“He that can have patience, can have what he will.” —Benjamin Franklin
Good wine, sun ripened tomatoes, the appreciation of a home’s value, and vintage clothing all have one thing in common – time. In other words, someone recognized the potential value in each of these subjects and decided to wait, to hold back . . . to have patience.
Let’s continue this game. What do these concepts have in common? Weight loss, earning a degree, becoming CEO of a company, training for a marathon and becoming a New York Times best selling author? The theme is most definitely perseverance coupled with . . . you’ve got it – patience.
Patience is a hard quality for those who are ambitious to master because everybody seems to want it now . . . everything now. At first glance it is assumed that patience is asking you to be wasteful of your time or even worse, to be lazy. But it is quite the contrary.
Patience involves staying focused, continuing to hone one’s skill, talent or craft, waiting for the perfect opportunity when both your skills are at their best and the opportunity is at its highest potential. So in order to allow your patience to pay off, you must, while you are waiting, continue to persevere. Use the time in limbo to improve, grow, learn, mouths shut (unless to ask questions), and ears open.
Look at it this way, “ . . . impatience breeds anxiety, fear, discouragement and failure. Patience creates confidence, decisiveness, and a rational outlook, which eventually leads to success.” But the success can’t come, if you are remaining idle in the same spot and not furthering yourself. The bachelors degree that you now mindlessly include on your resume took most likely four years – four years – not just a few days to attain. And then finishing graduate school, again more time. Always remember that your first day on the job, or the first attempt at any hope of a successful venture will not be pretty, but if you’re willing to put your nose to the grindstone and stop looking up so often, you’ll accomplish everything you’ve hoped for and most likely, more than you had ever imagined. After all, as Ralph Waldo Emerson reminds us, with “patience and fortitude [we can] conquer all things.”
I believe without question that patience and perseverance must be married simply because while being patient, you must continue to strive forward, to work towards your dreams and allow yourself to learn, make mistakes and learn some more. It is in this process that one grows and comes closer to their definition of success.

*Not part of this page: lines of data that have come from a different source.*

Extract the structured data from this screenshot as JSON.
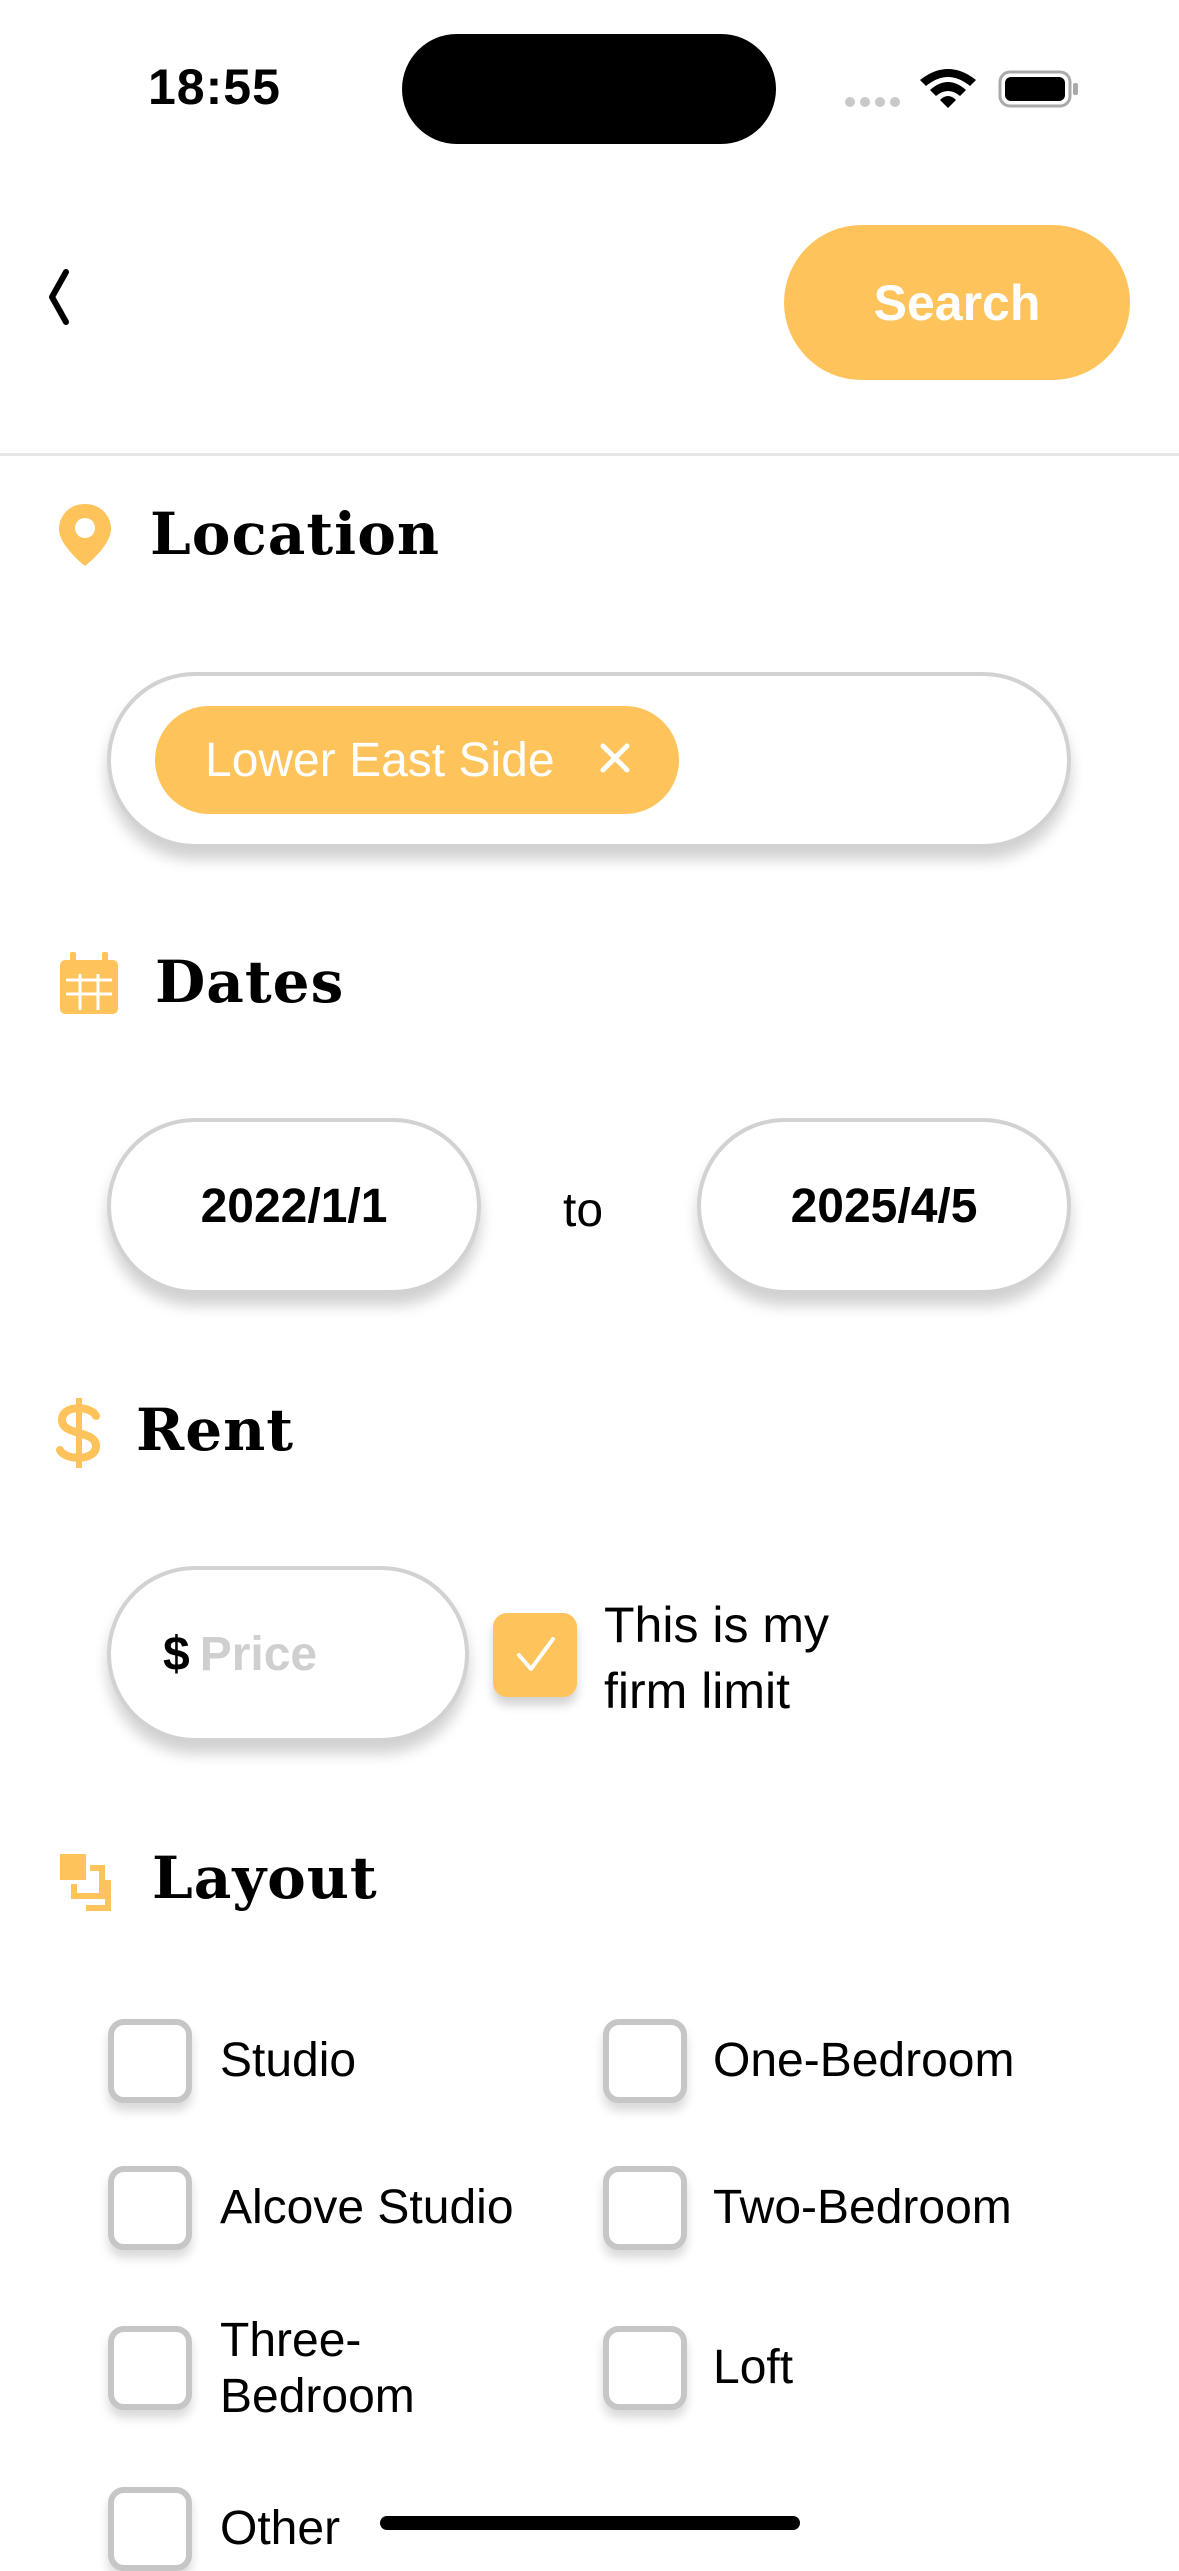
{
  "status_bar": {
    "time": "18:55"
  },
  "nav": {
    "back_icon": "chevron-left-icon",
    "search_label": "Search"
  },
  "sections": {
    "location": {
      "title": "Location",
      "icon": "map-pin-icon",
      "chip_label": "Lower East Side"
    },
    "dates": {
      "title": "Dates",
      "icon": "calendar-icon",
      "start": "2022/1/1",
      "separator": "to",
      "end": "2025/4/5"
    },
    "rent": {
      "title": "Rent",
      "icon": "dollar-icon",
      "currency_symbol": "$",
      "price_placeholder": "Price",
      "firm_limit_label": "This is my firm limit",
      "firm_limit_checked": true
    },
    "layout": {
      "title": "Layout",
      "icon": "layers-icon",
      "options": [
        {
          "label": "Studio",
          "checked": false
        },
        {
          "label": "One-Bedroom",
          "checked": false
        },
        {
          "label": "Alcove Studio",
          "checked": false
        },
        {
          "label": "Two-Bedroom",
          "checked": false
        },
        {
          "label": "Three-Bedroom",
          "checked": false
        },
        {
          "label": "Loft",
          "checked": false
        },
        {
          "label": "Other",
          "checked": false
        }
      ]
    }
  },
  "colors": {
    "accent": "#ffc35c",
    "border": "#d2d2d2"
  }
}
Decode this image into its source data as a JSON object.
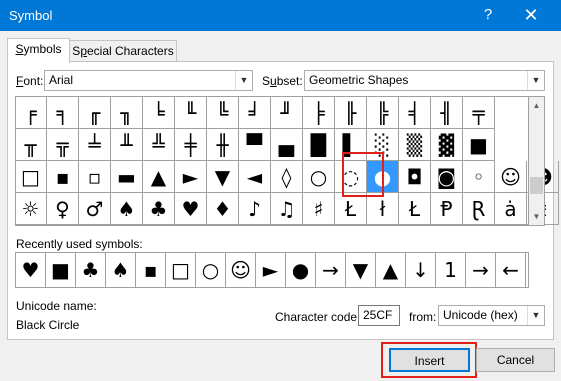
{
  "window": {
    "title": "Symbol",
    "help_label": "?",
    "close_label": "✕"
  },
  "tabs": [
    {
      "label_prefix": "",
      "label_u": "S",
      "label_rest": "ymbols"
    },
    {
      "label_prefix": "S",
      "label_u": "p",
      "label_rest": "ecial Characters"
    }
  ],
  "font": {
    "label_u": "F",
    "label_rest": "ont:",
    "value": "Arial"
  },
  "subset": {
    "label_u": "",
    "label_pre": "S",
    "label_rest": "u",
    "label_full": "Subset:",
    "value": "Geometric Shapes"
  },
  "grid": {
    "rows": [
      [
        "╒",
        "╕",
        "╓",
        "╖",
        "╘",
        "╙",
        "╚",
        "╛",
        "╜",
        "╞",
        "╟",
        "╠",
        "╡",
        "╢",
        "╤"
      ],
      [
        "╥",
        "╦",
        "╧",
        "╨",
        "╩",
        "╪",
        "╫",
        "▀",
        "▄",
        "█",
        "▌",
        "░",
        "▒",
        "▓",
        "■"
      ],
      [
        "□",
        "▪",
        "▫",
        "▬",
        "▲",
        "►",
        "▼",
        "◄",
        "◊",
        "○",
        "◌",
        "●",
        "◘",
        "◙",
        "◦",
        "☺",
        "☻"
      ],
      [
        "☼",
        "♀",
        "♂",
        "♠",
        "♣",
        "♥",
        "♦",
        "♪",
        "♫",
        "♯",
        "Ł",
        "ł",
        "Ł",
        "Ᵽ",
        "Ɽ",
        "ȧ",
        "ŧ"
      ]
    ],
    "selected": "●"
  },
  "recent": {
    "label": "Recently used symbols:",
    "symbols": [
      "♥",
      "■",
      "♣",
      "♠",
      "▪",
      "□",
      "○",
      "☺",
      "►",
      "●",
      "→",
      "▼",
      "▲",
      "↓",
      "1",
      "→",
      "←"
    ]
  },
  "unicode": {
    "name_label": "Unicode name:",
    "name_value": "Black Circle"
  },
  "charcode": {
    "label": "Character code:",
    "value": "25CF",
    "from_label": "from:",
    "from_value": "Unicode (hex)"
  },
  "buttons": {
    "insert": "Insert",
    "cancel": "Cancel"
  }
}
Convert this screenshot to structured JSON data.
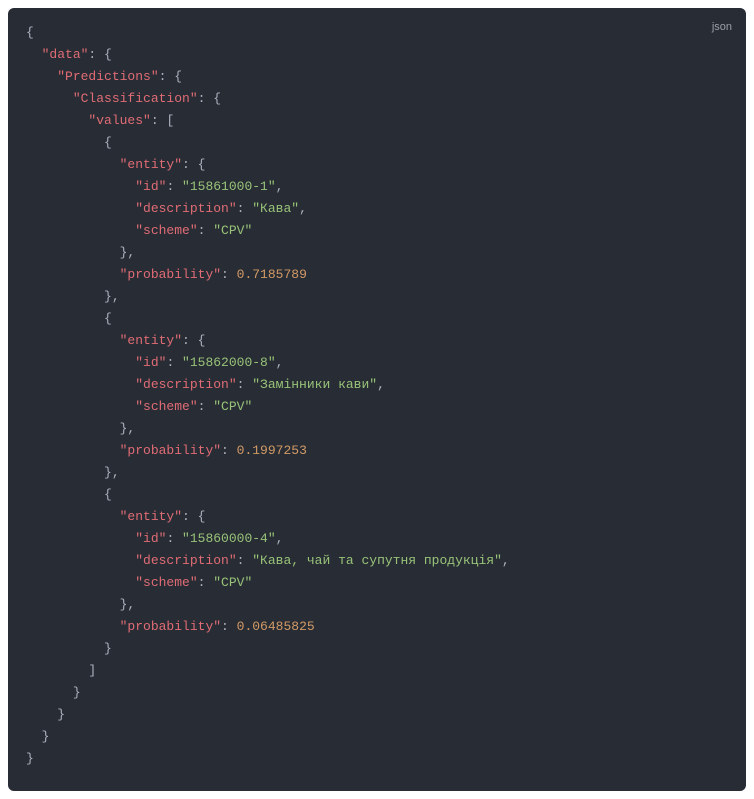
{
  "lang_label": "json",
  "k_data": "\"data\"",
  "k_predictions": "\"Predictions\"",
  "k_classification": "\"Classification\"",
  "k_values": "\"values\"",
  "k_entity": "\"entity\"",
  "k_id": "\"id\"",
  "k_description": "\"description\"",
  "k_scheme": "\"scheme\"",
  "k_probability": "\"probability\"",
  "v_id1": "\"15861000-1\"",
  "v_desc1": "\"Кава\"",
  "v_scheme": "\"CPV\"",
  "v_prob1": "0.7185789",
  "v_id2": "\"15862000-8\"",
  "v_desc2": "\"Замінники кави\"",
  "v_prob2": "0.1997253",
  "v_id3": "\"15860000-4\"",
  "v_desc3": "\"Кава, чай та супутня продукція\"",
  "v_prob3": "0.06485825"
}
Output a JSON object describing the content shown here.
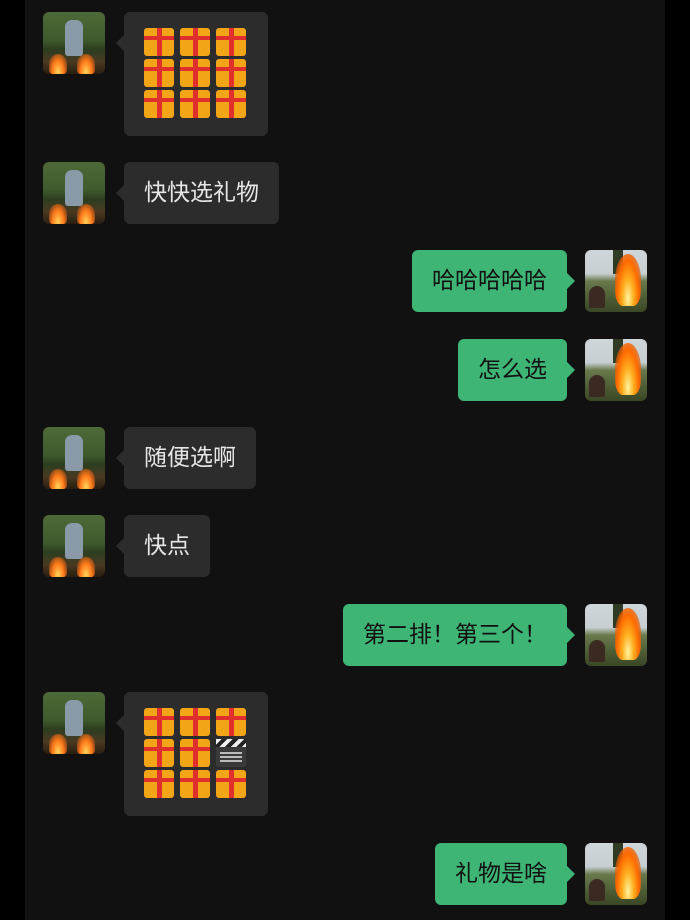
{
  "conversation": {
    "messages": [
      {
        "sender": "friend",
        "type": "sticker",
        "grid": [
          "gift",
          "gift",
          "gift",
          "gift",
          "gift",
          "gift",
          "gift",
          "gift",
          "gift"
        ]
      },
      {
        "sender": "friend",
        "type": "text",
        "text": "快快选礼物"
      },
      {
        "sender": "me",
        "type": "text",
        "text": "哈哈哈哈哈"
      },
      {
        "sender": "me",
        "type": "text",
        "text": "怎么选"
      },
      {
        "sender": "friend",
        "type": "text",
        "text": "随便选啊"
      },
      {
        "sender": "friend",
        "type": "text",
        "text": "快点"
      },
      {
        "sender": "me",
        "type": "text",
        "text": "第二排！第三个！"
      },
      {
        "sender": "friend",
        "type": "sticker",
        "grid": [
          "gift",
          "gift",
          "gift",
          "gift",
          "gift",
          "clapper-board",
          "gift",
          "gift",
          "gift"
        ]
      },
      {
        "sender": "me",
        "type": "text",
        "text": "礼物是啥"
      }
    ]
  },
  "colors": {
    "background": "#111111",
    "incoming_bubble": "#2c2c2c",
    "outgoing_bubble": "#3eb575"
  },
  "icons": {
    "gift": "wrapped-gift-icon",
    "clapper-board": "clapper-board-icon"
  }
}
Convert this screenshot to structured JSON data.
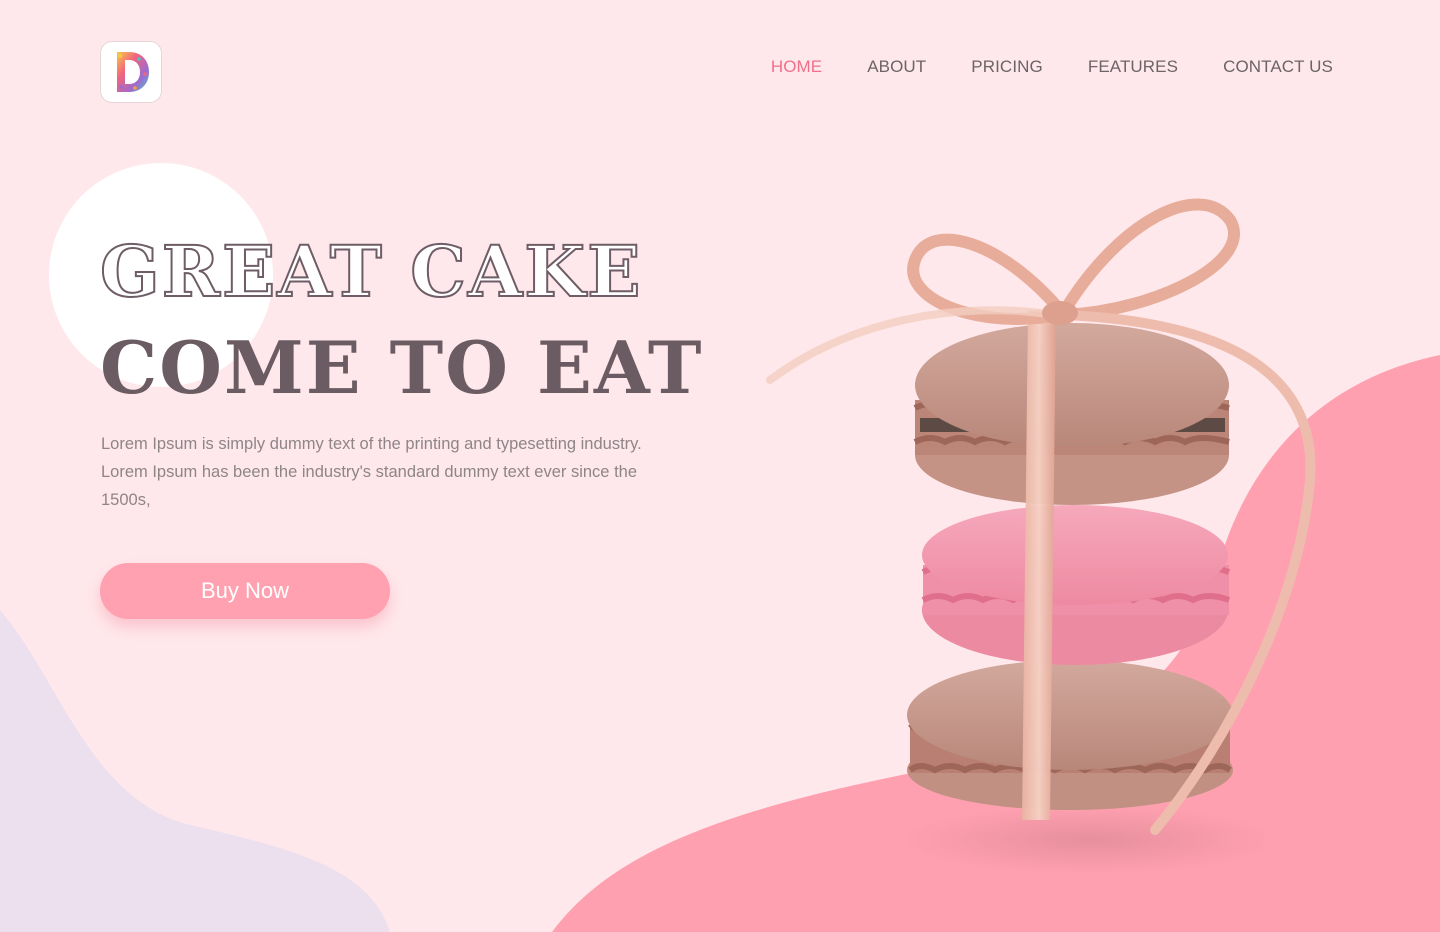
{
  "header": {
    "logo_icon": "sprinkle-d-logo-icon",
    "nav": [
      {
        "label": "HOME",
        "active": true
      },
      {
        "label": "ABOUT",
        "active": false
      },
      {
        "label": "PRICING",
        "active": false
      },
      {
        "label": "FEATURES",
        "active": false
      },
      {
        "label": "CONTACT US",
        "active": false
      }
    ]
  },
  "hero": {
    "headline_outline": "GREAT CAKE",
    "headline_solid": "COME TO EAT",
    "description": "Lorem Ipsum is simply dummy text of the printing and typesetting industry. Lorem Ipsum has been the industry's standard dummy text ever since the 1500s,",
    "cta_label": "Buy Now",
    "image": "macaron-stack-with-ribbon"
  },
  "colors": {
    "background": "#ffe8eb",
    "accent": "#f0708a",
    "button": "#ffa1b0",
    "blob_pink": "#ffa0b0",
    "blob_lavender": "#ecdfee",
    "headline": "#6b5c63"
  }
}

“Patience is bitter, but its fruit is sweet.” Cheers to that.
Have a wonderful Monday and a patient step toward your future success in whatever arena it might be found.